A New Texas Bill Wants to Ban Internet 'Throttling' in Disaster Areas
Photo Credit: WRIGHTWOOD, CA - AUGUST 18: Flames spread up a hillside near firefighters at the Blue Cut Fire on August 18, 2016 near Wrightwood, California.. An unknown number of homes and businesses have burned and more than 80,000 people were ordered to evacuate as the wildfire spreads beyond 30,000 acres and threatens to expand into the ski resort town of Wrightwood. (Photo by David McNew/Getty Images)

A New Texas Bill Wants to Ban Internet 'Throttling' in Disaster Areas

The Federal Communications Commission’s repeal of net neutrality gives internet providers the ability to block or slow down internet access to services or websites in certain communities. The practice, sometimes known as throttling, has been happening across the country and some states are beginning to take notice.

Recently, Texas joined other states working to protect internet access by introducing a bill aiming to ban internet throttling in disaster areas.
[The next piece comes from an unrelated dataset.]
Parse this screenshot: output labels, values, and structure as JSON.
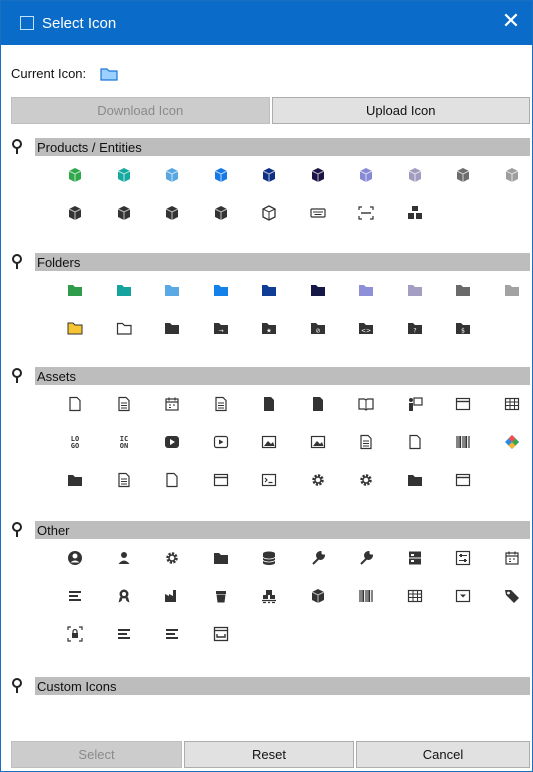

HB 1426 was introduced by the Texas House of Representatives and joins more than 100 other bills introduced in state legislatures around the country. Texas’ bill doesn’t completely ban providers from restricting internet access, but only specifies disaster areas.

The bill comes after Verizon throttled a fire department’s “unlimited” data during the California wildfires. That case was even submitted as evidence in a lawsuit seeking to reinstate federal net neutrality rules, as reported by Ars Technica.

In this case of the repeal, the FCC does not have the power to punish Verizon for their behavior in any way. This sets a dangerous precedent when it comes to public safety.

“The fact that this is now bubbling up at the state level is a good sign,” Evan Greer, deputy director of Fight for the Future,” told KUT. “But in reality, we need the FCC to actually do its job and ensure that these companies aren’t acting in ways that put the public in danger.”

Arguments around the FCC abandoning its public safety role seem to offer the most potential for reinstating net neutrality. Former FCC Commissioner Gigi Sohn told The Hill, the FCC “abdicated” its public safety role, specifically citing the California wildfires.

The US Court of Appeals for D.C. recently heard arguments from both the FCC and several petitioners arguing the agency’s repeal of net neutrality was unlawful. Public safety concerns became an important point during the meeting, as reported by Vox. 

It appears as though the FCC’s repeal of net neutrality is causing consequences throughout the country.